Pub.: 18 Mar '17, Pinned: 06 Mar '18

Rab32 connects ER stress to mitochondrial defects in multiple sclerosis.
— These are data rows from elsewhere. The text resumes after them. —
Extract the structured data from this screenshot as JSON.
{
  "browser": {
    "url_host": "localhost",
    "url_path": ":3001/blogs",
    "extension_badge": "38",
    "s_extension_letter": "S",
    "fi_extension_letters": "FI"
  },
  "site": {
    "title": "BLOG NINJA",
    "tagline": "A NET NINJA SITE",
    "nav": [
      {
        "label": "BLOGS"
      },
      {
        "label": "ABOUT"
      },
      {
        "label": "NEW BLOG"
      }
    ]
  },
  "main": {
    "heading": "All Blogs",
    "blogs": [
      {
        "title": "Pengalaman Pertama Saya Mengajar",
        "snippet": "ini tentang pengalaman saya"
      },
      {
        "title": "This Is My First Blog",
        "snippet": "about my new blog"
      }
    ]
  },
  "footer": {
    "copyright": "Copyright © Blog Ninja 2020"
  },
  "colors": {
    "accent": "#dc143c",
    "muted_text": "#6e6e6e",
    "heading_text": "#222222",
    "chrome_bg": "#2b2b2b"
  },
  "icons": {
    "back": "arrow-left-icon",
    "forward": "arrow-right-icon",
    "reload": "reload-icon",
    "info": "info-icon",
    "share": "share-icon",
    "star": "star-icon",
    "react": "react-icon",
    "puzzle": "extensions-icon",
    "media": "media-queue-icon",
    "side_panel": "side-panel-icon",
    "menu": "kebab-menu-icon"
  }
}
Abstract: Endoplasmic reticulum (ER) stress is a hallmark of neurodegenerative diseases such as multiple sclerosis (MS). However, this physiological mechanism has multiple manifestations that range from impaired clearance of unfolded proteins to altered mitochondrial dynamics and apoptosis. While connections between the triggering of the unfolded protein response (UPR) and downstream mitochondrial dysfunction are poorly understood, the membranous contacts between the ER and mitochondria, called the mitochondria-associated membrane (MAM), could provide a functional link between these two mechanisms. Therefore, we investigated whether the guanosine triphosphatase (GTPase) Rab32, a known regulator of the MAM, mitochondrial dynamics, and apoptosis, could be associated with ER stress as well as mitochondrial dysfunction.We assessed Rab32 expression in MS patient and experimental autoimmune encephalomyelitis (EAE) tissue, via observation of mitochondria in primary neurons and via monitoring of survival of neuronal cells upon increased Rab32 expression.We found that the induction of Rab32 and other MAM proteins correlates with ER stress proteins in MS brain, as well as in EAE, and occurs in multiple central nervous system (CNS) cell types. We identify Rab32, known to increase in response to acute brain inflammation, as a novel unfolded protein response (UPR) target. High Rab32 expression shortens neurite length, alters mitochondria morphology, and accelerates apoptosis/necroptosis of human primary neurons and cell lines.ER stress is strongly associated with Rab32 upregulation in the progression of MS, leading to mitochondrial dysfunction and neuronal death.

Pub.: 25 Jan '17, Pinned: 06 Mar '18